DCHindley wrote:. . . Ranke virtually invented the modern concept of "scientific" history, and yes, it is based on the principal of direct correspondence of the events of the past and modern descriptions of those events. That was a "Modernist" POV, confident that scientific examination of evidence can establish true conclusions.
Despite the reputation that seems to have accrued to Ranke, Ranke did in fact recognize problems relating to interpretation of the data. He was not quite as "one-to-one" correspondence as is sometimes said.
But as for the "modernist" pov being "confident that scientific examination of evidence can establish true conclusion", I have serious difficulties with that portrayal of history/historians prior to White and various post-modernist criticisms. It simply is not true of most historians I knew or know anything about. Historians have "always" (at least since Collingwood) acknowledged the difficulties involved with interpretations, points of view, biases in both the sources and in the historians themselves, etc.
Collingwood is a modern advocate for this view that the past can be neutrally reconstructed from the surviving evidence by comparing sources and relics.
That's not the Collingwood I read in The Idea of History

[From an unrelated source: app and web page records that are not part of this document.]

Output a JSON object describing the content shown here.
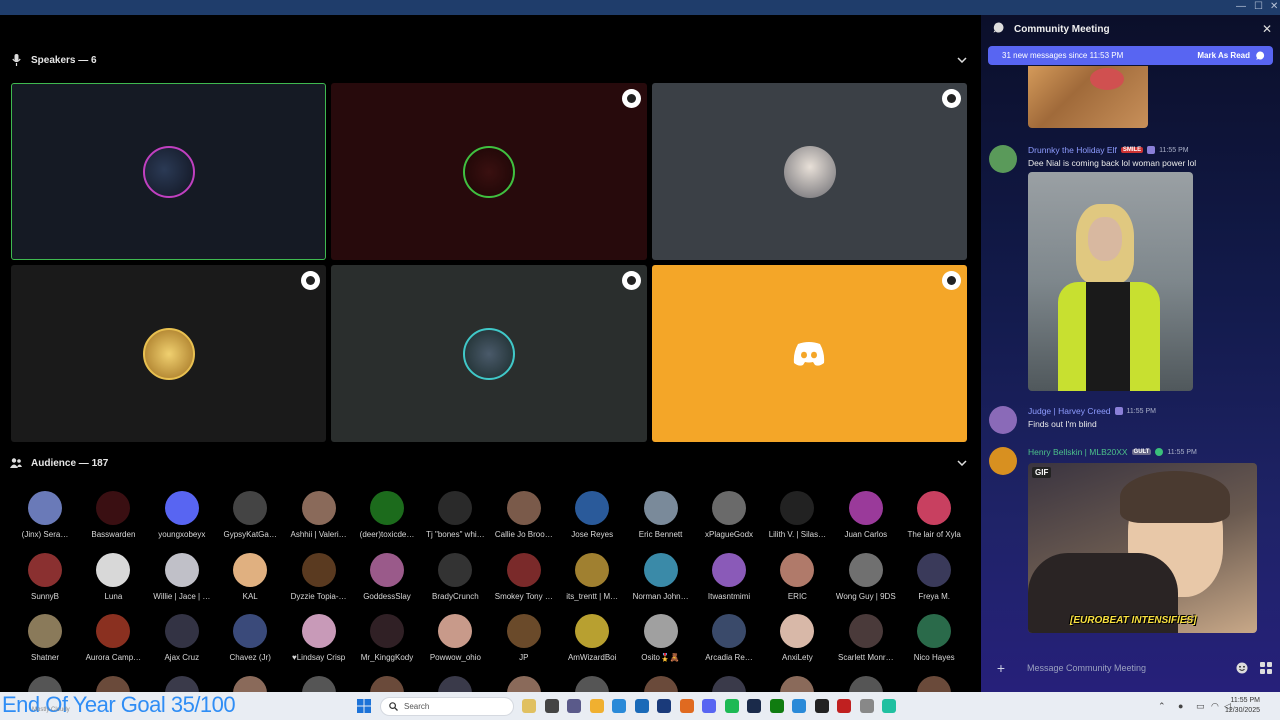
{
  "window": {
    "minimize": "—",
    "maximize": "☐",
    "close": "✕"
  },
  "speakers": {
    "label": "Speakers — 6"
  },
  "audience": {
    "label": "Audience — 187",
    "members": [
      "(Jinx) Sera…",
      "Basswarden",
      "youngxobeyx",
      "GypsyKatGa…",
      "Ashhii | Valeri…",
      "(deer)toxicde…",
      "Tj \"bones\" whi…",
      "Callie Jo Broo…",
      "Jose Reyes",
      "Eric Bennett",
      "xPlagueGodx",
      "Lilith V. | Silas…",
      "Juan Carlos",
      "The lair of Xyla",
      "SunnyB",
      "Luna",
      "Willie | Jace | …",
      "KAL",
      "Dyzzie Topia-…",
      "GoddessSlay",
      "BradyCrunch",
      "Smokey Tony …",
      "its_trentt | M…",
      "Norman John…",
      "Itwasntmimi",
      "ERIC",
      "Wong Guy | 9DS",
      "Freya M.",
      "Shatner",
      "Aurora Camp…",
      "Ajax Cruz",
      "Chavez (Jr)",
      "♥Lindsay Crisp",
      "Mr_KinggKody",
      "Powwow_ohio",
      "JP",
      "AmWizardBoi",
      "Osito🎖️🧸",
      "Arcadia Re…",
      "AnxiLety",
      "Scarlett Monr…",
      "Nico Hayes"
    ],
    "colors": [
      "#6a7ab8",
      "#3a0f12",
      "#5865f2",
      "#444",
      "#8a6a5a",
      "#1c6b1c",
      "#2a2a2a",
      "#7a5a4a",
      "#2a5a9a",
      "#7a8a9a",
      "#6a6a6a",
      "#222",
      "#9a3a9a",
      "#c84060",
      "#8a3030",
      "#d8d8d8",
      "#c0c0c8",
      "#e0b080",
      "#5a3a20",
      "#9a5a8a",
      "#333",
      "#7a2a2a",
      "#a08030",
      "#3a8aa8",
      "#8a5ab8",
      "#b07a6a",
      "#707070",
      "#3a3a5a",
      "#8a7a5a",
      "#8a3020",
      "#334",
      "#3a4a7a",
      "#c89ab8",
      "#302025",
      "#c89a8a",
      "#6a4a2a",
      "#b8a030",
      "#a0a0a0",
      "#3a4a6a",
      "#d8b8a8",
      "#4a3a3a",
      "#2a6a4a"
    ]
  },
  "chat": {
    "title": "Community Meeting",
    "close": "✕",
    "new_messages": "31 new messages since 11:53 PM",
    "mark_as_read": "Mark As Read",
    "messages": [
      {
        "user": "Drunnky the Holiday Elf",
        "tag": "SMILE",
        "time": "11:55 PM",
        "text": "Dee Nial is coming back lol woman power lol",
        "color": "#5a9a5a"
      },
      {
        "user": "Judge | Harvey Creed",
        "time": "11:55 PM",
        "text": "Finds out I'm blind",
        "color": "#8a6ab8"
      },
      {
        "user": "Henry Bellskin | MLB20XX",
        "tag": "GULT",
        "time": "11:55 PM",
        "text": "",
        "color": "#d89020"
      }
    ],
    "gif_label": "GIF",
    "gif_caption": "[EUROBEAT INTENSIFIES]",
    "composer_placeholder": "Message Community Meeting"
  },
  "taskbar": {
    "goal": "End Of Year Goal 35/100",
    "watermark": "Mostly Cloudy",
    "search": "Search",
    "time": "11:55 PM",
    "date": "12/30/2025"
  },
  "accent": "#5865f2",
  "discord_tile_color": "#f4a628"
}
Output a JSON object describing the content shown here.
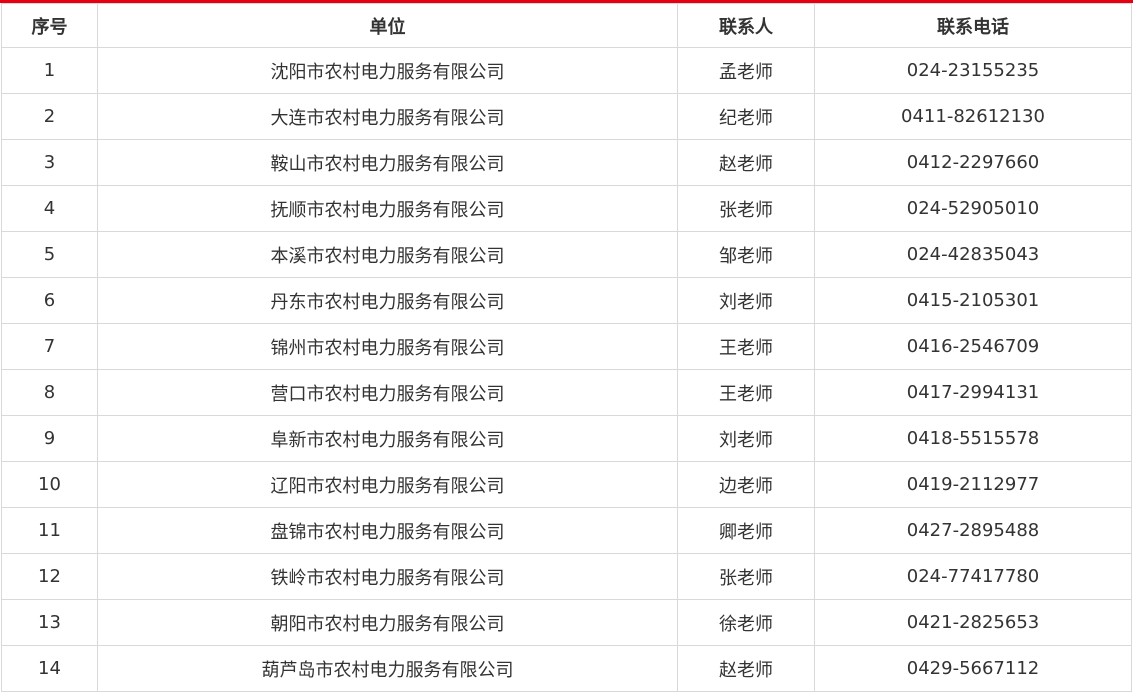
{
  "theme": {
    "accent_color": "#e60012",
    "border_color": "#d9d9d9",
    "text_color": "#333333"
  },
  "table": {
    "headers": {
      "index": "序号",
      "unit": "单位",
      "contact": "联系人",
      "phone": "联系电话"
    },
    "rows": [
      {
        "index": "1",
        "unit": "沈阳市农村电力服务有限公司",
        "contact": "孟老师",
        "phone": "024-23155235"
      },
      {
        "index": "2",
        "unit": "大连市农村电力服务有限公司",
        "contact": "纪老师",
        "phone": "0411-82612130"
      },
      {
        "index": "3",
        "unit": "鞍山市农村电力服务有限公司",
        "contact": "赵老师",
        "phone": "0412-2297660"
      },
      {
        "index": "4",
        "unit": "抚顺市农村电力服务有限公司",
        "contact": "张老师",
        "phone": "024-52905010"
      },
      {
        "index": "5",
        "unit": "本溪市农村电力服务有限公司",
        "contact": "邹老师",
        "phone": "024-42835043"
      },
      {
        "index": "6",
        "unit": "丹东市农村电力服务有限公司",
        "contact": "刘老师",
        "phone": "0415-2105301"
      },
      {
        "index": "7",
        "unit": "锦州市农村电力服务有限公司",
        "contact": "王老师",
        "phone": "0416-2546709"
      },
      {
        "index": "8",
        "unit": "营口市农村电力服务有限公司",
        "contact": "王老师",
        "phone": "0417-2994131"
      },
      {
        "index": "9",
        "unit": "阜新市农村电力服务有限公司",
        "contact": "刘老师",
        "phone": "0418-5515578"
      },
      {
        "index": "10",
        "unit": "辽阳市农村电力服务有限公司",
        "contact": "边老师",
        "phone": "0419-2112977"
      },
      {
        "index": "11",
        "unit": "盘锦市农村电力服务有限公司",
        "contact": "卿老师",
        "phone": "0427-2895488"
      },
      {
        "index": "12",
        "unit": "铁岭市农村电力服务有限公司",
        "contact": "张老师",
        "phone": "024-77417780"
      },
      {
        "index": "13",
        "unit": "朝阳市农村电力服务有限公司",
        "contact": "徐老师",
        "phone": "0421-2825653"
      },
      {
        "index": "14",
        "unit": "葫芦岛市农村电力服务有限公司",
        "contact": "赵老师",
        "phone": "0429-5667112"
      }
    ]
  }
}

. Far from it.
But keep in mind that the "post-modern" POVs started to question this idea of direct referentiality between past events and our reconstructions of them, and it was not without good reason. It came to be realized by most historians that it was impossible to be entirely [objective], especially in the face of revelations that a modern historian selects his or her facts from an array of evidence (relics) that have survived the ravages of time (the selection process is subjective, no matter how nuanced), and makes this evidence understandable through emplotments that are commonly used by society in the time period and place where the historian wrote.
(I sympathize with your loss of tooth -- I corrected your "subjective" to "objective" -- hope that was correct.)
But this was very much how historians worked before postmodernism came on the scene. Postmodernists didn't discover these things. Ranke, despite his reputation, knew and understood the problem of objectivity/subjectivity, Collingwood especially, and Carr started another debate over what makes a source "historical". And narratives of various kinds were always acknowledged, and how they have to be created by the historian, etc, because "history itself" does not exist "out there".
All of this was pre-postmodernist.
The emplotments are often used subconsciously, without the historian even being aware of the process she/he has employed to explain the evidence s/he has selected. One historian selects a different set of "relevant" evidence to use as his/her facts than another, or even if they select the same set of facts, they can "spin" it many different ways through the process of emplotment. Your example of the bombing of Pearl Harbor by the Japanese in 1941 is a case in point. This does not negate the existence of specific events in the past, but only our explanation of them. One POV selects the evidence that the bombing was effected as a surprise attack. The other stresses the economic pressures that forced the ruling government of Japan to employ that option as a preemptive strike. Yet the bombing still occurred. There is a lot of documentary evidence for that.
My example was taken from the fundamentals of how history works that I learned way back in the 1960s, first high school and then as an undergrad -- where all the talk was Carr's book, What Is History?
What post-structuralists (those who have studied and expanded on the original semiotic principals of structuralism, which had itself realized that the meaning of symbols is entirely arbitrary and based on the way the human brain is structured) do is use this revelation that the meanings are culturally dependent to look not only at the facts being presented by a historian (or narrative) but interpreting the explanation of that historian/writer in light of these issues.
Such discussions have long been conducted among historians. Ever since Collingwood.
Postmodernists have too often gone way too far and tossed out babies with bathwater, though.
It is not an attack on the past or our ability to interpret it! Even M. Fludernik accepts White's POV as valid, and she was actually a student of D. Cohn and cites her quite a bit in the book previously linked. Cohn, at least in 1999, was not so accepting of the POV of White, especially in chapter 7 of her book (boo hoo!). Cohn was critical of White because his definition of "fiction" was a variance with hers. Since, of course, she thought that her definition was better, White was making it harder for her to sell her POV (again, boo hoo!).
I don't become a "fan" of any scholar. I am sure most scholars like to have students who challenge and question what they teach and learn to justify their own enquiries and conclusions.
I have to mow the grass ... again
Mowing the grass can be therapeutic.